§ What the task requires
Aside from the pictures, the entries should be given again exactly.

§ Record excerpts
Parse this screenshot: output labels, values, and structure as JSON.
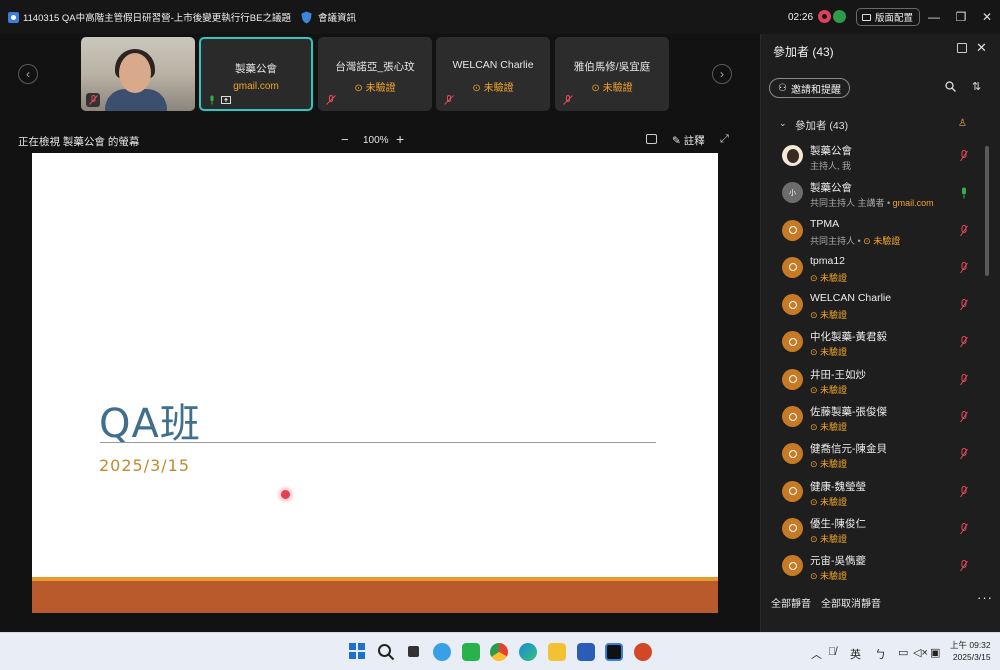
{
  "window": {
    "title": "1140315 QA中高階主管假日研習營-上市後變更執行行BE之議題",
    "meeting_info_label": "會議資訊",
    "timer": "02:26",
    "layout_label": "版面配置"
  },
  "strip": {
    "tiles": [
      {
        "name": "製藥公會",
        "sub": "gmail.com"
      },
      {
        "name": "台灣諾亞_張心玟",
        "sub": "未驗證"
      },
      {
        "name": "WELCAN Charlie",
        "sub": "未驗證"
      },
      {
        "name": "雅伯馬修/吳宜庭",
        "sub": "未驗證"
      }
    ]
  },
  "share": {
    "viewing_label": "正在檢視 製藥公會 的螢幕",
    "zoom_minus": "−",
    "zoom_value": "100%",
    "zoom_plus": "+",
    "annotate_label": "註釋"
  },
  "slide": {
    "title": "QA班",
    "date": "2025/3/15"
  },
  "panel": {
    "title": "參加者 (43)",
    "invite_label": "邀請和提醒",
    "group_label": "參加者 (43)",
    "participants": [
      {
        "name": "製藥公會",
        "sub": "主持人, 我",
        "sub_warn": ""
      },
      {
        "name": "製藥公會",
        "sub": "共同主持人 主講者 • ",
        "sub_warn": "gmail.com"
      },
      {
        "name": "TPMA",
        "sub": "共同主持人 • ",
        "sub_warn": "未驗證"
      },
      {
        "name": "tpma12",
        "sub": "",
        "sub_warn": "未驗證"
      },
      {
        "name": "WELCAN Charlie",
        "sub": "",
        "sub_warn": "未驗證"
      },
      {
        "name": "中化製藥-黃君毅",
        "sub": "",
        "sub_warn": "未驗證"
      },
      {
        "name": "井田-王如炒",
        "sub": "",
        "sub_warn": "未驗證"
      },
      {
        "name": "佐藤製藥-張俊傑",
        "sub": "",
        "sub_warn": "未驗證"
      },
      {
        "name": "健喬信元-陳金貝",
        "sub": "",
        "sub_warn": "未驗證"
      },
      {
        "name": "健康-魏瑩瑩",
        "sub": "",
        "sub_warn": "未驗證"
      },
      {
        "name": "優生-陳俊仁",
        "sub": "",
        "sub_warn": "未驗證"
      },
      {
        "name": "元宙-吳儁夔",
        "sub": "",
        "sub_warn": "未驗證"
      }
    ],
    "mute_all": "全部靜音",
    "unmute_all": "全部取消靜音"
  },
  "taskbar": {
    "ime": "英",
    "time": "上午 09:32",
    "date": "2025/3/15"
  },
  "colors": {
    "accent_cyan": "#2fc7c2",
    "warning_orange": "#f0a32a",
    "slide_title": "#3f6f8f",
    "slide_date": "#c08b30",
    "slide_band": "#b95a2c"
  }
}
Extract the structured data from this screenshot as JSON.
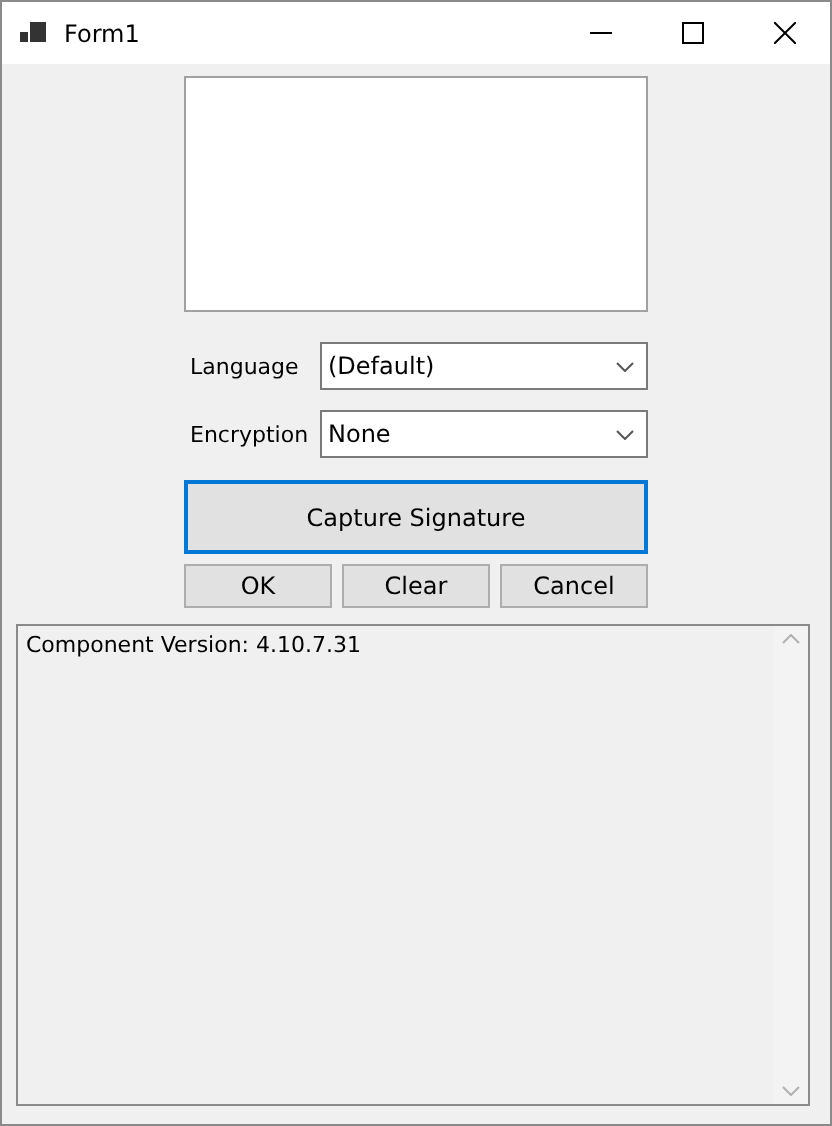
{
  "window": {
    "title": "Form1"
  },
  "fields": [
    {
      "label": "Language",
      "value": "(Default)"
    },
    {
      "label": "Encryption",
      "value": "None"
    }
  ],
  "capture_button": {
    "label": "Capture Signature",
    "focused": true
  },
  "buttons": [
    "OK",
    "Clear",
    "Cancel"
  ],
  "log": {
    "lines": [
      "Component Version: 4.10.7.31"
    ]
  }
}
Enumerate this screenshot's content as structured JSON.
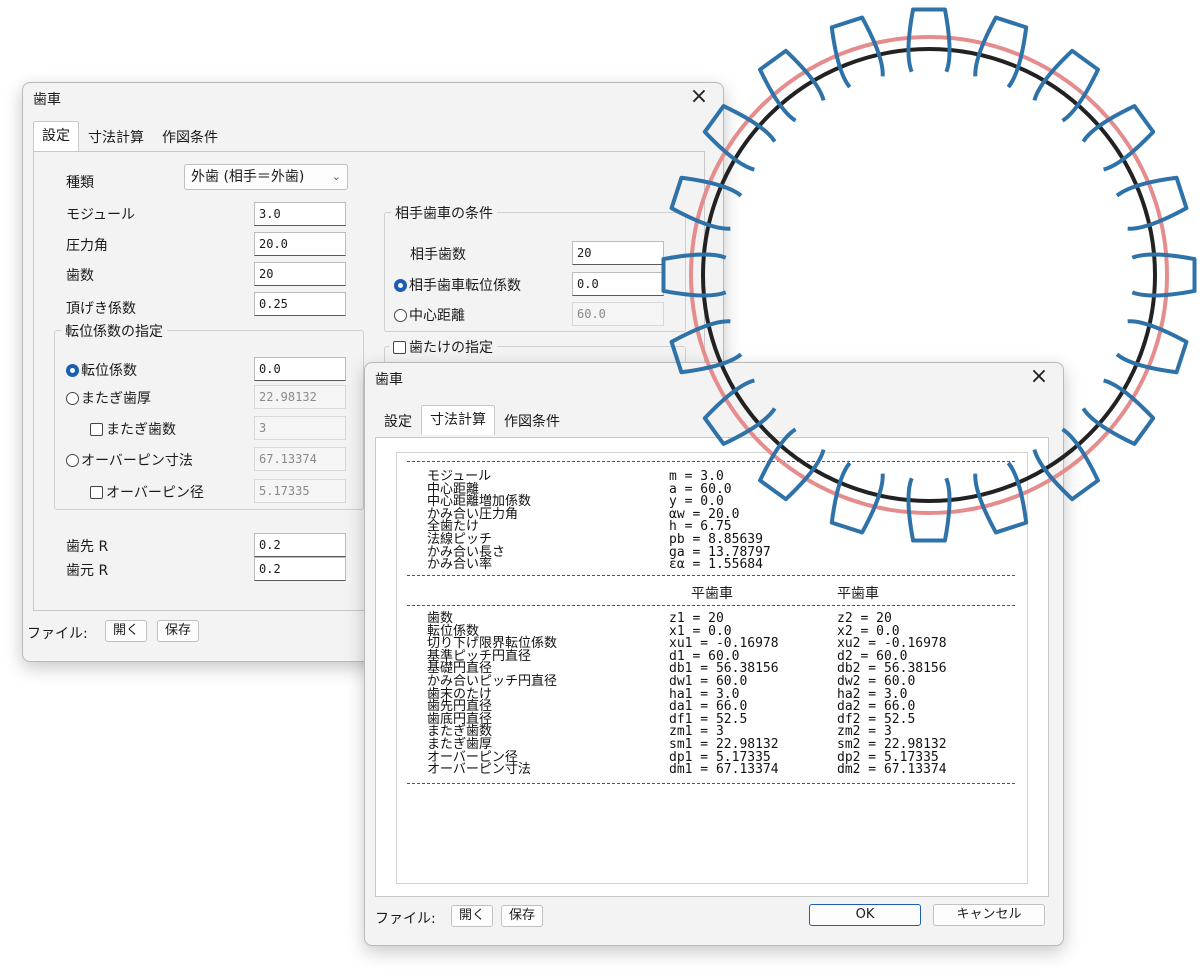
{
  "dialog1": {
    "title": "歯車",
    "close": "×",
    "tabs": [
      "設定",
      "寸法計算",
      "作図条件"
    ],
    "type_label": "種類",
    "type_value": "外歯 (相手＝外歯)",
    "module_label": "モジュール",
    "module_value": "3.0",
    "pressure_label": "圧力角",
    "pressure_value": "20.0",
    "teeth_label": "歯数",
    "teeth_value": "20",
    "clearance_label": "頂げき係数",
    "clearance_value": "0.25",
    "shift_group": "転位係数の指定",
    "shift_coef_label": "転位係数",
    "shift_coef_value": "0.0",
    "span_thick_label": "またぎ歯厚",
    "span_thick_value": "22.98132",
    "span_teeth_label": "またぎ歯数",
    "span_teeth_value": "3",
    "over_pin_label": "オーバーピン寸法",
    "over_pin_value": "67.13374",
    "pin_dia_label": "オーバーピン径",
    "pin_dia_value": "5.17335",
    "tip_r_label": "歯先 R",
    "tip_r_value": "0.2",
    "root_r_label": "歯元 R",
    "root_r_value": "0.2",
    "mate_group": "相手歯車の条件",
    "mate_teeth_label": "相手歯数",
    "mate_teeth_value": "20",
    "mate_shift_label": "相手歯車転位係数",
    "mate_shift_value": "0.0",
    "center_label": "中心距離",
    "center_value": "60.0",
    "depth_group": "歯たけの指定",
    "file_label": "ファイル:",
    "open_btn": "開く",
    "save_btn": "保存"
  },
  "dialog2": {
    "title": "歯車",
    "close": "×",
    "tabs": [
      "設定",
      "寸法計算",
      "作図条件"
    ],
    "summary_names": [
      "モジュール",
      "中心距離",
      "中心距離増加係数",
      "かみ合い圧力角",
      "全歯たけ",
      "法線ピッチ",
      "かみ合い長さ",
      "かみ合い率"
    ],
    "summary_values": [
      "m = 3.0",
      "a = 60.0",
      "y = 0.0",
      "αw = 20.0",
      "h = 6.75",
      "pb = 8.85639",
      "ga = 13.78797",
      "εα = 1.55684"
    ],
    "col_header_1": "平歯車",
    "col_header_2": "平歯車",
    "detail_names": [
      "歯数",
      "転位係数",
      "切り下げ限界転位係数",
      "基準ピッチ円直径",
      "基礎円直径",
      "かみ合いピッチ円直径",
      "歯末のたけ",
      "歯先円直径",
      "歯底円直径",
      "またぎ歯数",
      "またぎ歯厚",
      "オーバーピン径",
      "オーバーピン寸法"
    ],
    "detail_col1": [
      "z1 = 20",
      "x1 = 0.0",
      "xu1 = -0.16978",
      "d1 = 60.0",
      "db1 = 56.38156",
      "dw1 = 60.0",
      "ha1 = 3.0",
      "da1 = 66.0",
      "df1 = 52.5",
      "zm1 = 3",
      "sm1 = 22.98132",
      "dp1 = 5.17335",
      "dm1 = 67.13374"
    ],
    "detail_col2": [
      "z2 = 20",
      "x2 = 0.0",
      "xu2 = -0.16978",
      "d2 = 60.0",
      "db2 = 56.38156",
      "dw2 = 60.0",
      "ha2 = 3.0",
      "da2 = 66.0",
      "df2 = 52.5",
      "zm2 = 3",
      "sm2 = 22.98132",
      "dp2 = 5.17335",
      "dm2 = 67.13374"
    ],
    "file_label": "ファイル:",
    "open_btn": "開く",
    "save_btn": "保存",
    "ok_btn": "OK",
    "cancel_btn": "キャンセル"
  },
  "gear": {
    "teeth": 20,
    "tooth_color": "#2f72a8",
    "tip_circle_color": "#e58c8c",
    "pitch_circle_color": "#222222"
  }
}
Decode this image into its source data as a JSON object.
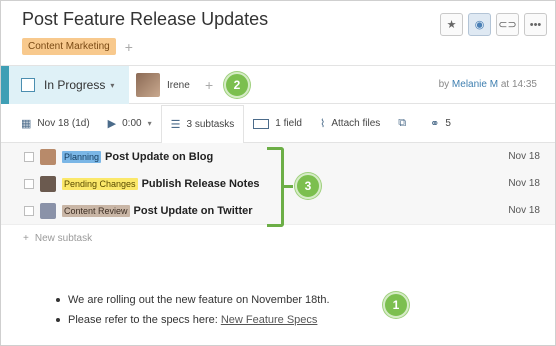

§ The answer
Parse this screenshot: output labels, values, and structure as JSON.
{
  "window": {
    "title": "1140315 QA中高階主管假日研習營-上市後變更執行行BE之議題",
    "meeting_info_label": "會議資訊",
    "timer": "02:26",
    "layout_label": "版面配置"
  },
  "strip": {
    "tiles": [
      {
        "name": "製藥公會",
        "sub": "gmail.com"
      },
      {
        "name": "台灣諾亞_張心玟",
        "sub": "未驗證"
      },
      {
        "name": "WELCAN Charlie",
        "sub": "未驗證"
      },
      {
        "name": "雅伯馬修/吳宜庭",
        "sub": "未驗證"
      }
    ]
  },
  "share": {
    "viewing_label": "正在檢視 製藥公會 的螢幕",
    "zoom_minus": "−",
    "zoom_value": "100%",
    "zoom_plus": "+",
    "annotate_label": "註釋"
  },
  "slide": {
    "title": "QA班",
    "date": "2025/3/15"
  },
  "panel": {
    "title": "參加者 (43)",
    "invite_label": "邀請和提醒",
    "group_label": "參加者 (43)",
    "participants": [
      {
        "name": "製藥公會",
        "sub": "主持人, 我",
        "sub_warn": ""
      },
      {
        "name": "製藥公會",
        "sub": "共同主持人 主講者 • ",
        "sub_warn": "gmail.com"
      },
      {
        "name": "TPMA",
        "sub": "共同主持人 • ",
        "sub_warn": "未驗證"
      },
      {
        "name": "tpma12",
        "sub": "",
        "sub_warn": "未驗證"
      },
      {
        "name": "WELCAN Charlie",
        "sub": "",
        "sub_warn": "未驗證"
      },
      {
        "name": "中化製藥-黃君毅",
        "sub": "",
        "sub_warn": "未驗證"
      },
      {
        "name": "井田-王如炒",
        "sub": "",
        "sub_warn": "未驗證"
      },
      {
        "name": "佐藤製藥-張俊傑",
        "sub": "",
        "sub_warn": "未驗證"
      },
      {
        "name": "健喬信元-陳金貝",
        "sub": "",
        "sub_warn": "未驗證"
      },
      {
        "name": "健康-魏瑩瑩",
        "sub": "",
        "sub_warn": "未驗證"
      },
      {
        "name": "優生-陳俊仁",
        "sub": "",
        "sub_warn": "未驗證"
      },
      {
        "name": "元宙-吳儁夔",
        "sub": "",
        "sub_warn": "未驗證"
      }
    ],
    "mute_all": "全部靜音",
    "unmute_all": "全部取消靜音"
  },
  "taskbar": {
    "ime": "英",
    "time": "上午 09:32",
    "date": "2025/3/15"
  },
  "colors": {
    "accent_cyan": "#2fc7c2",
    "warning_orange": "#f0a32a",
    "slide_title": "#3f6f8f",
    "slide_date": "#c08b30",
    "slide_band": "#b95a2c"
  }
}
Extract the structured data from this screenshot as JSON.
{
  "window": {
    "title": "Form1"
  },
  "fields": [
    {
      "label": "Language",
      "value": "(Default)"
    },
    {
      "label": "Encryption",
      "value": "None"
    }
  ],
  "capture_button": {
    "label": "Capture Signature",
    "focused": true
  },
  "buttons": [
    "OK",
    "Clear",
    "Cancel"
  ],
  "log": {
    "lines": [
      "Component Version: 4.10.7.31"
    ]
  }
}
Enumerate this screenshot's content as structured JSON.
{
  "dialog1": {
    "title": "歯車",
    "close": "×",
    "tabs": [
      "設定",
      "寸法計算",
      "作図条件"
    ],
    "type_label": "種類",
    "type_value": "外歯 (相手＝外歯)",
    "module_label": "モジュール",
    "module_value": "3.0",
    "pressure_label": "圧力角",
    "pressure_value": "20.0",
    "teeth_label": "歯数",
    "teeth_value": "20",
    "clearance_label": "頂げき係数",
    "clearance_value": "0.25",
    "shift_group": "転位係数の指定",
    "shift_coef_label": "転位係数",
    "shift_coef_value": "0.0",
    "span_thick_label": "またぎ歯厚",
    "span_thick_value": "22.98132",
    "span_teeth_label": "またぎ歯数",
    "span_teeth_value": "3",
    "over_pin_label": "オーバーピン寸法",
    "over_pin_value": "67.13374",
    "pin_dia_label": "オーバーピン径",
    "pin_dia_value": "5.17335",
    "tip_r_label": "歯先 R",
    "tip_r_value": "0.2",
    "root_r_label": "歯元 R",
    "root_r_value": "0.2",
    "mate_group": "相手歯車の条件",
    "mate_teeth_label": "相手歯数",
    "mate_teeth_value": "20",
    "mate_shift_label": "相手歯車転位係数",
    "mate_shift_value": "0.0",
    "center_label": "中心距離",
    "center_value": "60.0",
    "depth_group": "歯たけの指定",
    "file_label": "ファイル:",
    "open_btn": "開く",
    "save_btn": "保存"
  },
  "dialog2": {
    "title": "歯車",
    "close": "×",
    "tabs": [
      "設定",
      "寸法計算",
      "作図条件"
    ],
    "summary_names": [
      "モジュール",
      "中心距離",
      "中心距離増加係数",
      "かみ合い圧力角",
      "全歯たけ",
      "法線ピッチ",
      "かみ合い長さ",
      "かみ合い率"
    ],
    "summary_values": [
      "m = 3.0",
      "a = 60.0",
      "y = 0.0",
      "αw = 20.0",
      "h = 6.75",
      "pb = 8.85639",
      "ga = 13.78797",
      "εα = 1.55684"
    ],
    "col_header_1": "平歯車",
    "col_header_2": "平歯車",
    "detail_names": [
      "歯数",
      "転位係数",
      "切り下げ限界転位係数",
      "基準ピッチ円直径",
      "基礎円直径",
      "かみ合いピッチ円直径",
      "歯末のたけ",
      "歯先円直径",
      "歯底円直径",
      "またぎ歯数",
      "またぎ歯厚",
      "オーバーピン径",
      "オーバーピン寸法"
    ],
    "detail_col1": [
      "z1 = 20",
      "x1 = 0.0",
      "xu1 = -0.16978",
      "d1 = 60.0",
      "db1 = 56.38156",
      "dw1 = 60.0",
      "ha1 = 3.0",
      "da1 = 66.0",
      "df1 = 52.5",
      "zm1 = 3",
      "sm1 = 22.98132",
      "dp1 = 5.17335",
      "dm1 = 67.13374"
    ],
    "detail_col2": [
      "z2 = 20",
      "x2 = 0.0",
      "xu2 = -0.16978",
      "d2 = 60.0",
      "db2 = 56.38156",
      "dw2 = 60.0",
      "ha2 = 3.0",
      "da2 = 66.0",
      "df2 = 52.5",
      "zm2 = 3",
      "sm2 = 22.98132",
      "dp2 = 5.17335",
      "dm2 = 67.13374"
    ],
    "file_label": "ファイル:",
    "open_btn": "開く",
    "save_btn": "保存",
    "ok_btn": "OK",
    "cancel_btn": "キャンセル"
  },
  "gear": {
    "teeth": 20,
    "tooth_color": "#2f72a8",
    "tip_circle_color": "#e58c8c",
    "pitch_circle_color": "#222222"
  }
}
Decode this image into its source data as a JSON object.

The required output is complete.